Square Enix Europe is satisfied with taking last year’s decision to sell Championship Manager 10 for as little as 1p, and hopes that the game industry as a whole can progress by making such bold moves.
In an interview with Develop, Square Enix Europe CEO Phil Rogers said that the pay-what-you-want initiative was part of a broader scheme to get as many people as possible to play CM10. At the time of the game’s release, rival title FM10 was proving to have a strong grip on the market.
“It was a decision we took across the group,” said Rogers.
“We were confident with what we had with Champ Man 10, and to be honest, we just wanted to get as many people to try it. We considered the barrier that price is nowadays, and we were brave enough to take some decisions on that and thought, y’know, let’s be bold.”
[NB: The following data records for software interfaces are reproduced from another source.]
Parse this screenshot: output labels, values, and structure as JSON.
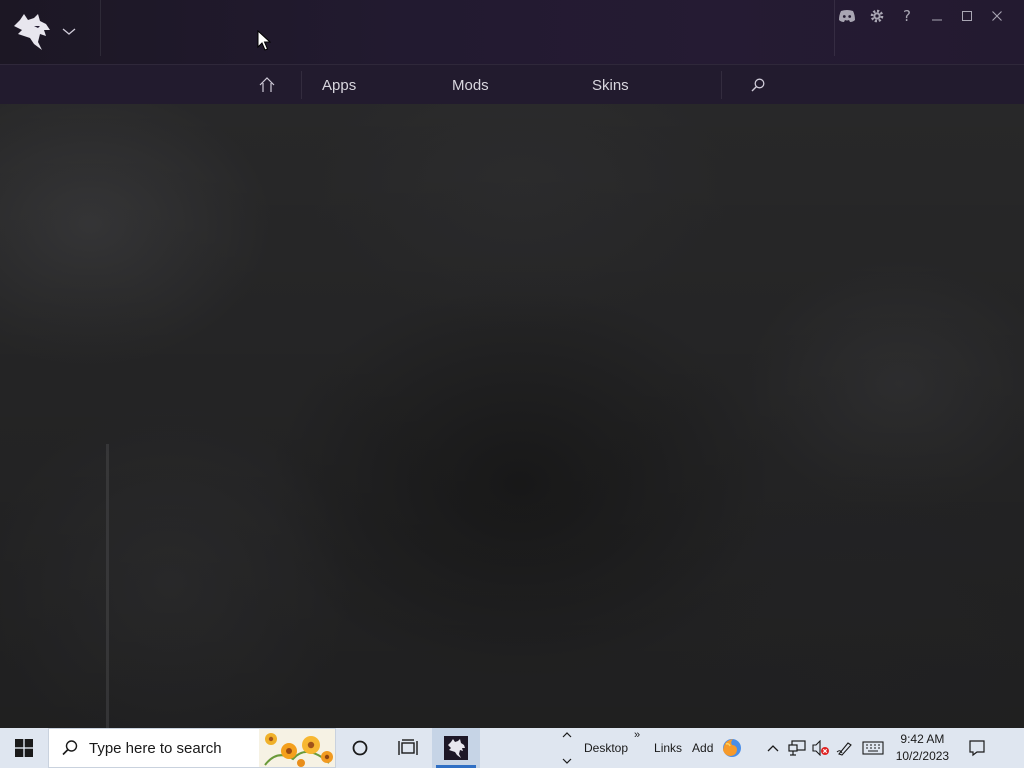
{
  "app": {
    "nav": {
      "apps_label": "Apps",
      "mods_label": "Mods",
      "skins_label": "Skins"
    },
    "window_controls": [
      "discord-icon",
      "gear-icon",
      "help-icon",
      "minimize-icon",
      "maximize-icon",
      "close-icon"
    ],
    "help_glyph": "?"
  },
  "taskbar": {
    "search_placeholder": "Type here to search",
    "toolbars": {
      "desktop": "Desktop",
      "overflow": "»",
      "links": "Links",
      "add": "Add"
    },
    "clock": {
      "time": "9:42 AM",
      "date": "10/2/2023"
    }
  },
  "colors": {
    "titlebar": "#221a30",
    "navbar": "#221b2e",
    "nav_text": "#d8d6de",
    "taskbar": "#dfe6f0",
    "accent": "#2f6fc4"
  }
}
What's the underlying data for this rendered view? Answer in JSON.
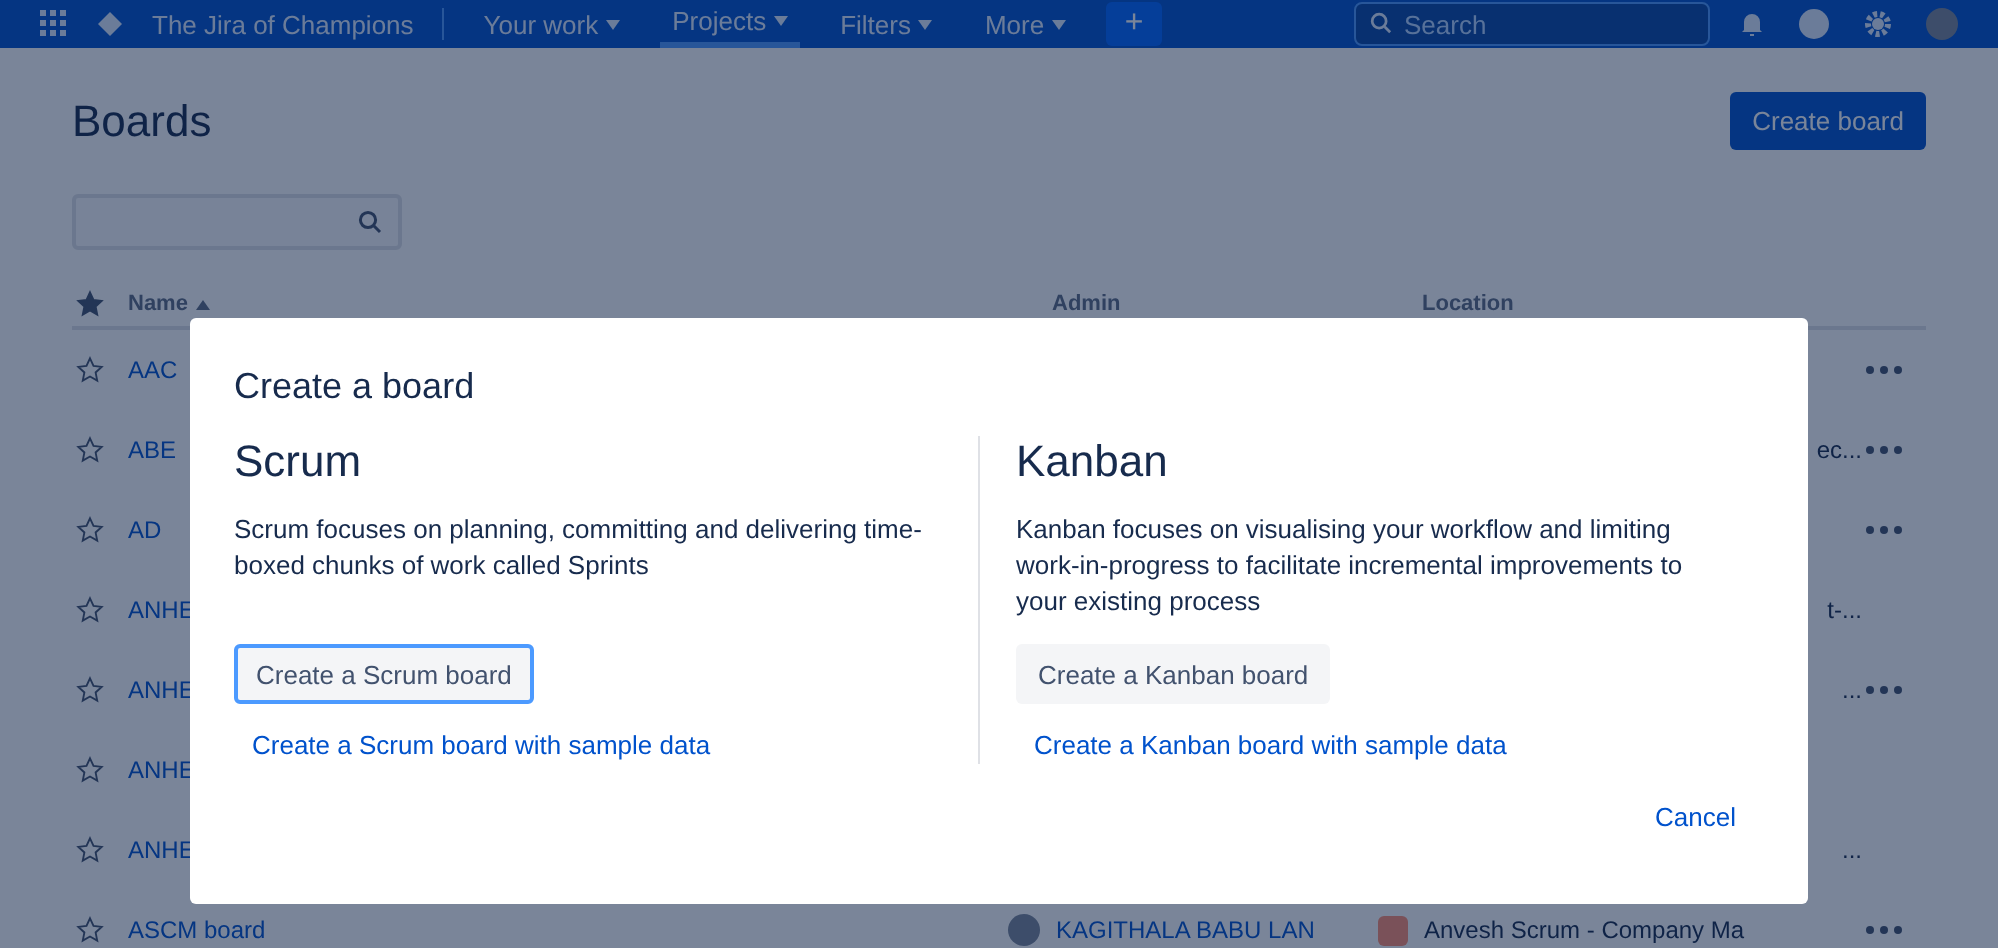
{
  "nav": {
    "site_title": "The Jira of Champions",
    "items": [
      {
        "label": "Your work",
        "selected": false
      },
      {
        "label": "Projects",
        "selected": true
      },
      {
        "label": "Filters",
        "selected": false
      },
      {
        "label": "More",
        "selected": false
      }
    ],
    "create": "+",
    "search": {
      "placeholder": "Search"
    }
  },
  "page": {
    "title": "Boards",
    "create_button": "Create board"
  },
  "table": {
    "columns": [
      "Name",
      "Admin",
      "Location"
    ],
    "rows": [
      {
        "name": "AAC",
        "admin": "",
        "location": "",
        "menu": true
      },
      {
        "name": "ABE",
        "admin": "",
        "location": "ec...",
        "menu": true
      },
      {
        "name": "AD",
        "admin": "",
        "location": "",
        "menu": true
      },
      {
        "name": "ANHE",
        "admin": "",
        "location": "t-...",
        "menu": false
      },
      {
        "name": "ANHE",
        "admin": "",
        "location": "...",
        "menu": true
      },
      {
        "name": "ANHE",
        "admin": "",
        "location": "",
        "menu": false
      },
      {
        "name": "ANHE",
        "admin": "",
        "location": "...",
        "menu": false
      },
      {
        "name": "ASCM board",
        "admin": "KAGITHALA BABU LAN",
        "location": "Anvesh Scrum - Company Ma",
        "menu": true
      }
    ]
  },
  "dialog": {
    "title": "Create a board",
    "options": [
      {
        "heading": "Scrum",
        "description": "Scrum focuses on planning, committing and delivering time-boxed chunks of work called Sprints",
        "button": "Create a Scrum board",
        "selected": true,
        "link": "Create a Scrum board with sample data"
      },
      {
        "heading": "Kanban",
        "description": "Kanban focuses on visualising your workflow and limiting work-in-progress to facilitate incremental improvements to your existing process",
        "button": "Create a Kanban board",
        "selected": false,
        "link": "Create a Kanban board with sample data"
      }
    ],
    "cancel": "Cancel"
  }
}
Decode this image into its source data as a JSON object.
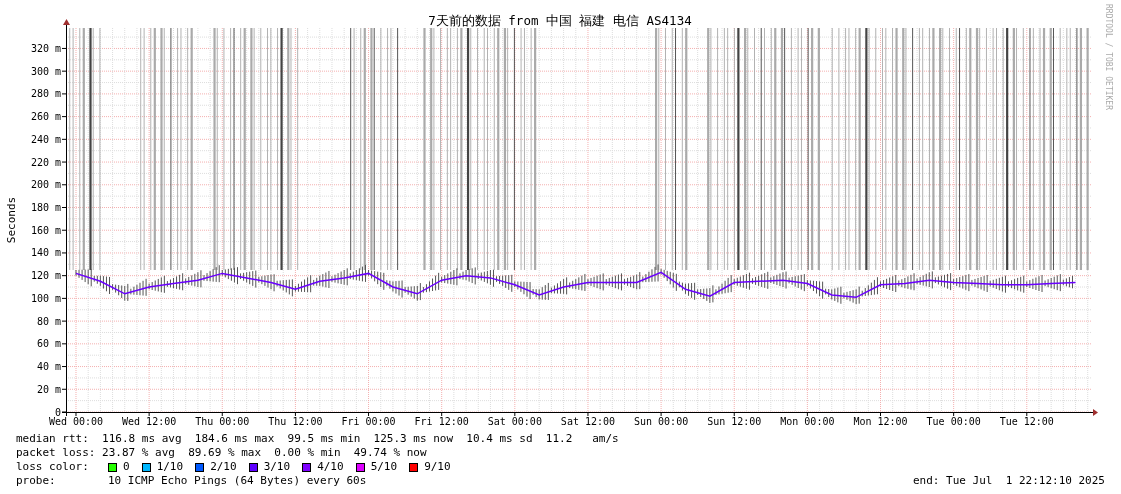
{
  "chart": {
    "chart_data": {
      "type": "line",
      "title": "7天前的数据 from 中国 福建 电信 AS4134",
      "ylabel": "Seconds",
      "categories": [
        "Wed 00:00",
        null,
        null,
        "Wed 12:00",
        null,
        null,
        "Thu 00:00",
        null,
        null,
        "Thu 12:00",
        null,
        null,
        "Fri 00:00",
        null,
        null,
        "Fri 12:00",
        null,
        null,
        "Sat 00:00",
        null,
        null,
        "Sat 12:00",
        null,
        null,
        "Sun 00:00",
        null,
        null,
        "Sun 12:00",
        null,
        null,
        "Mon 00:00",
        null,
        null,
        "Mon 12:00",
        null,
        null,
        "Tue 00:00",
        null,
        null,
        "Tue 12:00",
        null,
        null
      ],
      "values": [
        122,
        115,
        104,
        110,
        113,
        116,
        122,
        118,
        114,
        108,
        115,
        118,
        122,
        110,
        104,
        116,
        120,
        118,
        112,
        103,
        110,
        114,
        114,
        114,
        123,
        108,
        102,
        114,
        115,
        116,
        113,
        103,
        101,
        112,
        113,
        116,
        114,
        113,
        112,
        112,
        113,
        114
      ],
      "ylim": [
        0,
        338
      ],
      "grid": true,
      "yticks": [
        {
          "value": 0,
          "label": "0"
        },
        {
          "value": 20,
          "label": "20 m"
        },
        {
          "value": 40,
          "label": "40 m"
        },
        {
          "value": 60,
          "label": "60 m"
        },
        {
          "value": 80,
          "label": "80 m"
        },
        {
          "value": 100,
          "label": "100 m"
        },
        {
          "value": 120,
          "label": "120 m"
        },
        {
          "value": 140,
          "label": "140 m"
        },
        {
          "value": 160,
          "label": "160 m"
        },
        {
          "value": 180,
          "label": "180 m"
        },
        {
          "value": 200,
          "label": "200 m"
        },
        {
          "value": 220,
          "label": "220 m"
        },
        {
          "value": 240,
          "label": "240 m"
        },
        {
          "value": 260,
          "label": "260 m"
        },
        {
          "value": 280,
          "label": "280 m"
        },
        {
          "value": 300,
          "label": "300 m"
        },
        {
          "value": 320,
          "label": "320 m"
        }
      ]
    },
    "side_label": "RRDTOOL / TOBI OETIKER"
  },
  "legend": {
    "median_rtt": "median rtt:  116.8 ms avg  184.6 ms max  99.5 ms min  125.3 ms now  10.4 ms sd  11.2   am/s",
    "packet_loss": "packet loss: 23.87 % avg  89.69 % max  0.00 % min  49.74 % now",
    "loss_color_label": "loss color:",
    "loss_colors": [
      {
        "label": "0",
        "color": "#26ff00"
      },
      {
        "label": "1/10",
        "color": "#00b8ff"
      },
      {
        "label": "2/10",
        "color": "#0059ff"
      },
      {
        "label": "3/10",
        "color": "#5e00ff"
      },
      {
        "label": "4/10",
        "color": "#7e00ff"
      },
      {
        "label": "5/10",
        "color": "#dd00ff"
      },
      {
        "label": "9/10",
        "color": "#ff0000"
      }
    ],
    "probe_label": "probe:",
    "probe": "10 ICMP Echo Pings (64 Bytes) every 60s",
    "end": "end: Tue Jul  1 22:12:10 2025"
  }
}
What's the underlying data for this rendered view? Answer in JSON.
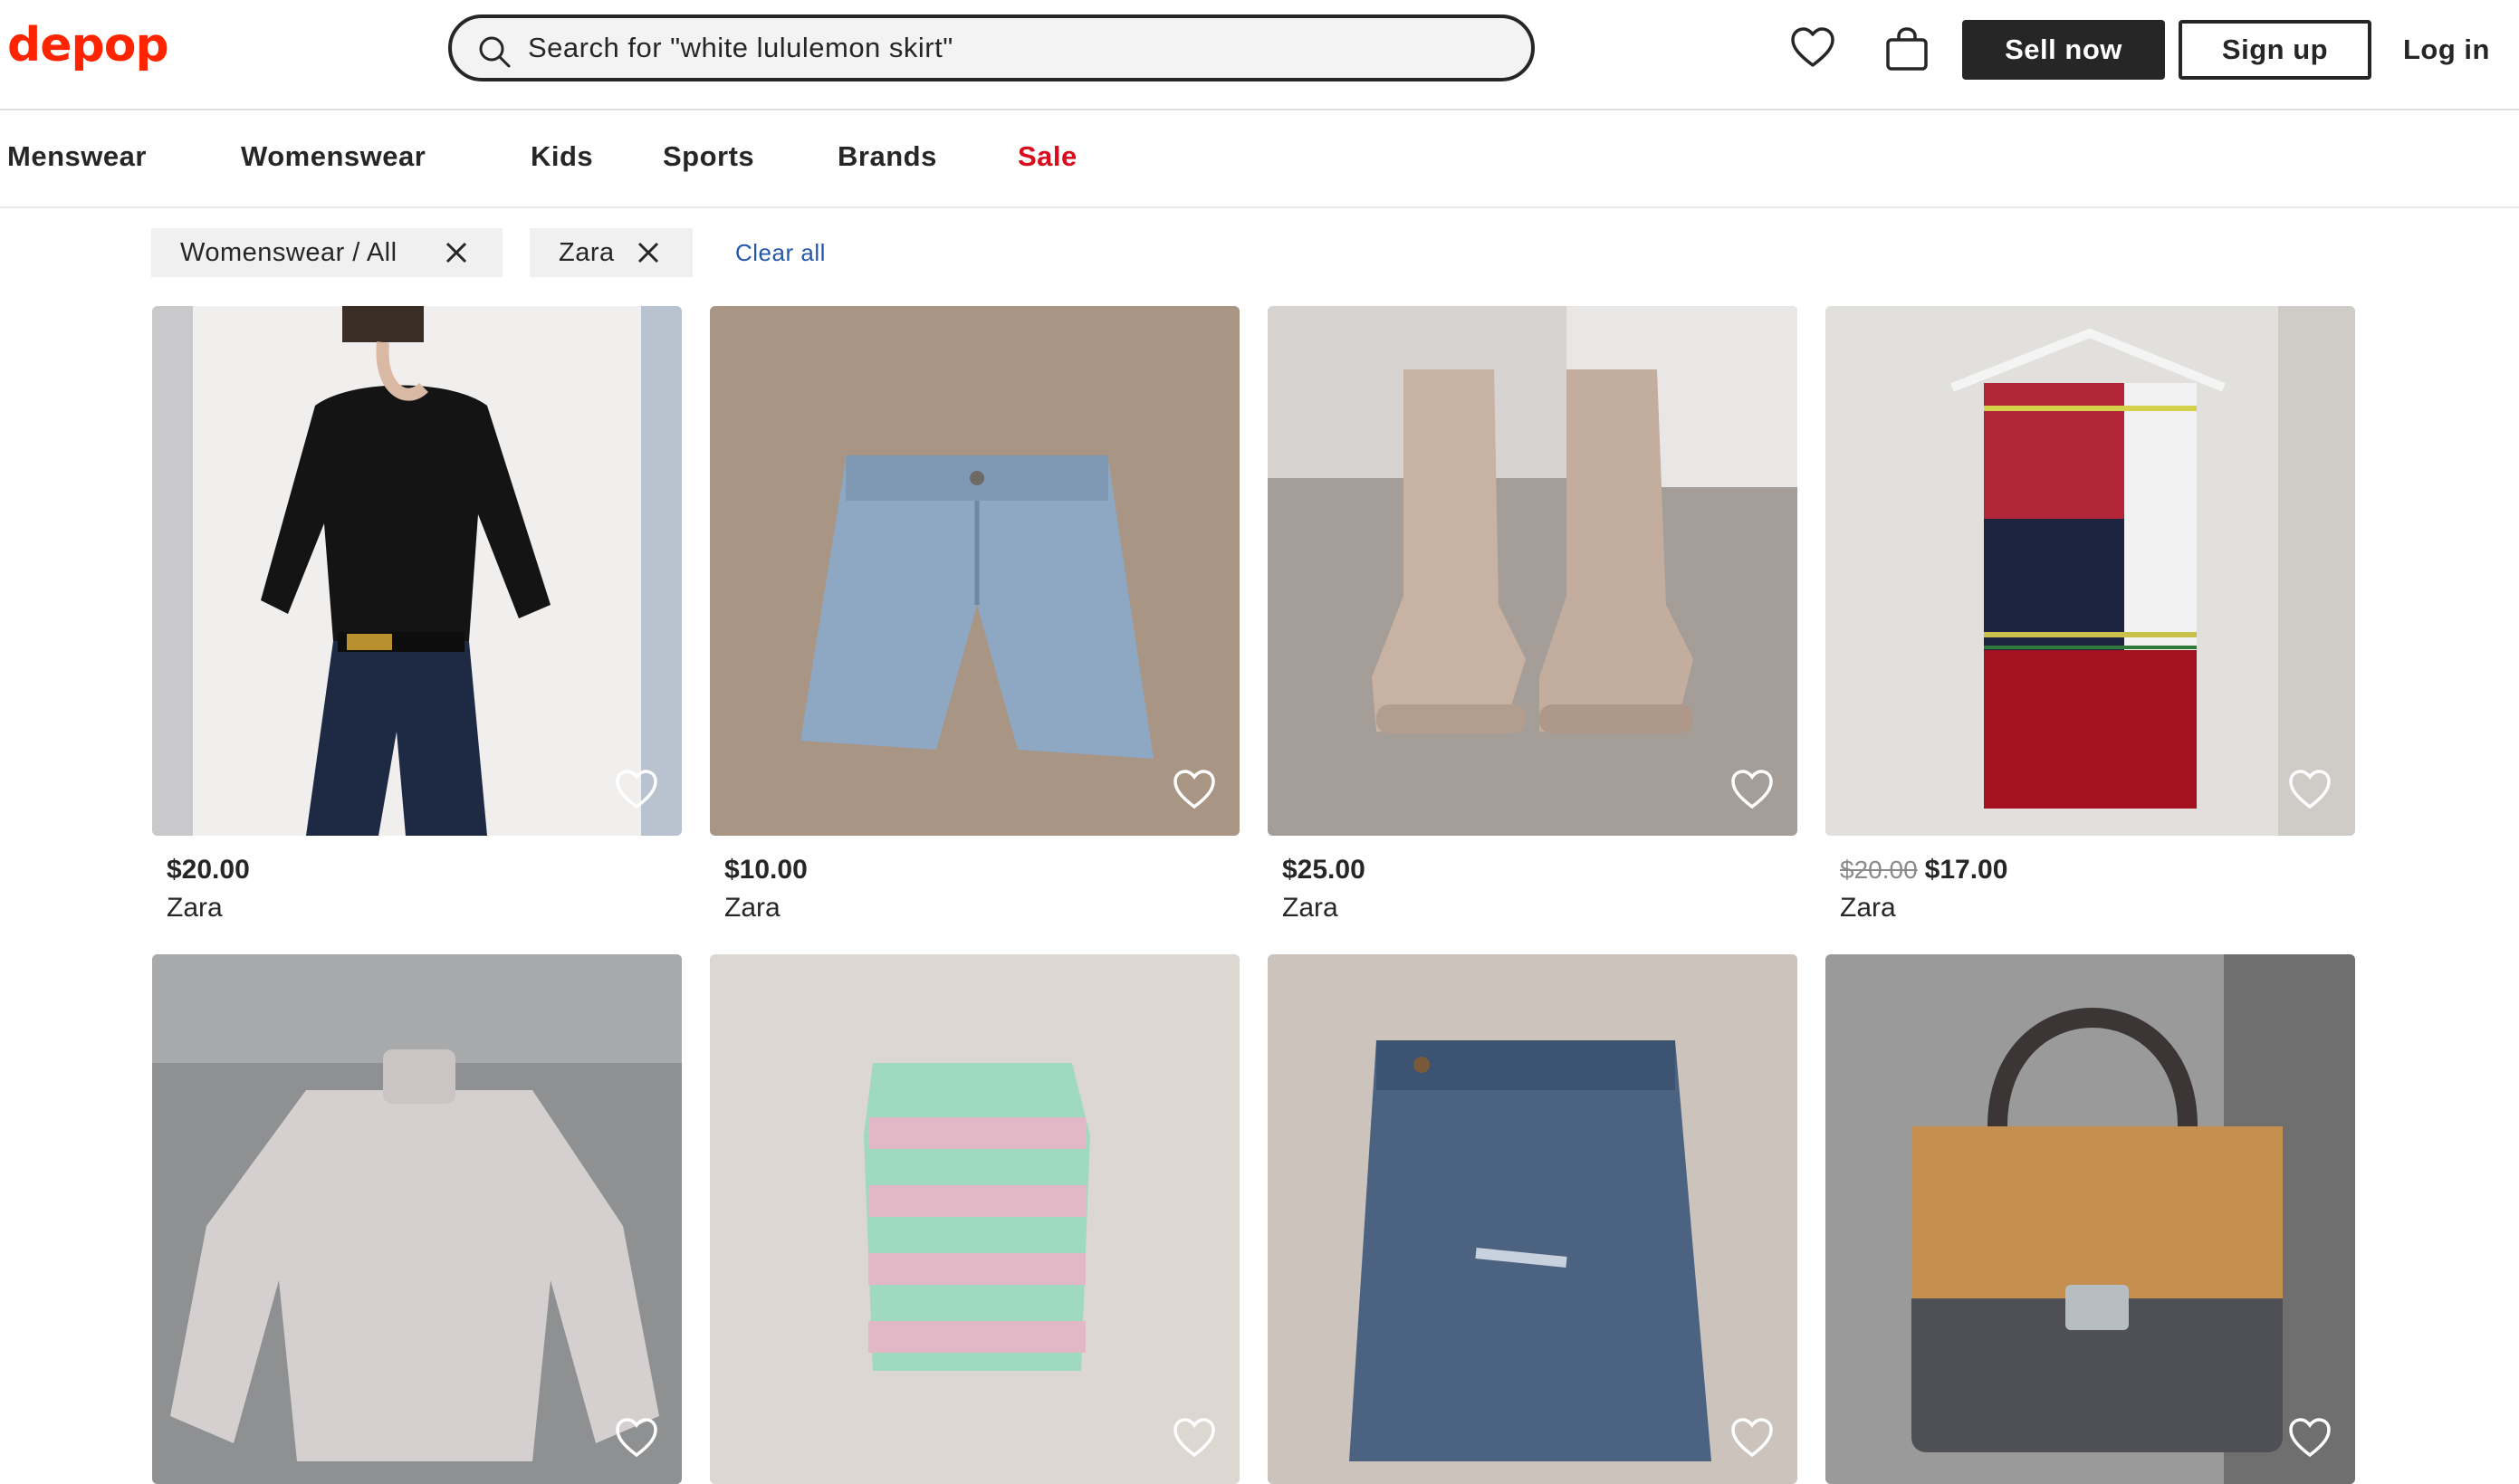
{
  "header": {
    "logo": "depop",
    "search_value": "Search for \"white lululemon skirt\"",
    "sell_label": "Sell now",
    "signup_label": "Sign up",
    "login_label": "Log in"
  },
  "categories": [
    "Menswear",
    "Womenswear",
    "Kids",
    "Sports",
    "Brands",
    "Sale"
  ],
  "filters": {
    "chips": [
      "Womenswear / All",
      "Zara"
    ],
    "clear_label": "Clear all"
  },
  "products": [
    {
      "price": "$20.00",
      "brand": "Zara",
      "item": "black halter top"
    },
    {
      "price": "$10.00",
      "brand": "Zara",
      "item": "denim shorts"
    },
    {
      "price": "$25.00",
      "brand": "Zara",
      "item": "beige boots"
    },
    {
      "price": "$17.00",
      "original_price": "$20.00",
      "brand": "Zara",
      "item": "plaid scarf"
    },
    {
      "price": "",
      "brand": "",
      "item": "cable knit sweater"
    },
    {
      "price": "",
      "brand": "",
      "item": "striped knit vest"
    },
    {
      "price": "",
      "brand": "",
      "item": "denim skirt"
    },
    {
      "price": "",
      "brand": "",
      "item": "suede handbag"
    }
  ],
  "colors": {
    "brand": "#ff2300",
    "sale": "#d90b1c",
    "link": "#2558a8",
    "dark": "#262626"
  },
  "icons": [
    "search-icon",
    "heart-icon",
    "bag-icon",
    "close-icon"
  ]
}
For a limited time after the release of CM10, users could buy a digital edition of the game for as little as 1p – or as much as they wanted upwards. A nominal fee of £2.50 was added to each transaction.
Asked if the initiative actually worked commercially, Rogers didn’t offer numbers but remained positive.
“In many respects it did [work], in terms of getting people to try the game, and raise awareness of the game and getting people back to a brand people have spent a lot of time with in the past. I think in this sense it worked very well.
“I think that it certainly got the game into new people’s hands, and it was interesting to look at how it got picked up across various territories. Looking back we were very pleased with it – I’m pleased that we took the decision, I’m pleased that we were brave enough to try it, and as an industry I hope we all continue to make these brave decisions.”
Elsewhere in the interview with Develop, Rogers implied that the Championship Manager brand, looking ahead, will expand beyond PC.
The group has just announced that Championship Manager has this year been developed for both the iPhone and PSP (via the Minis service), but Rogers spoke of broad, sweeping expansion:
“We’ve tried things like iPhone apps, which was a relatively small success but something, as a new and fresh initiative, we were very pleased with,” he said.
“Again, our policy here is to get a lot of creativity into a vey established franchise and I think we’ve got to be confident to try more.”
He added that this expansion of Championship Manager was central to the reason to consolidate London developer Beautiful Game Studios:
“What happened was we looked at Championship Manager within the PC market and decided that actually we’re now best positioned to focus expand the brand in new ways,” he said.
“We’re looking at new platforms and new designs, we have a number of new initiatives that we’ll be talking about throughout the rest of the year, and I think people will see how we’re expanding the franchise going forward.
“So the staff cuts was looking at our skills, looking at where we wanted to invest more, and where we felt we should invest less.”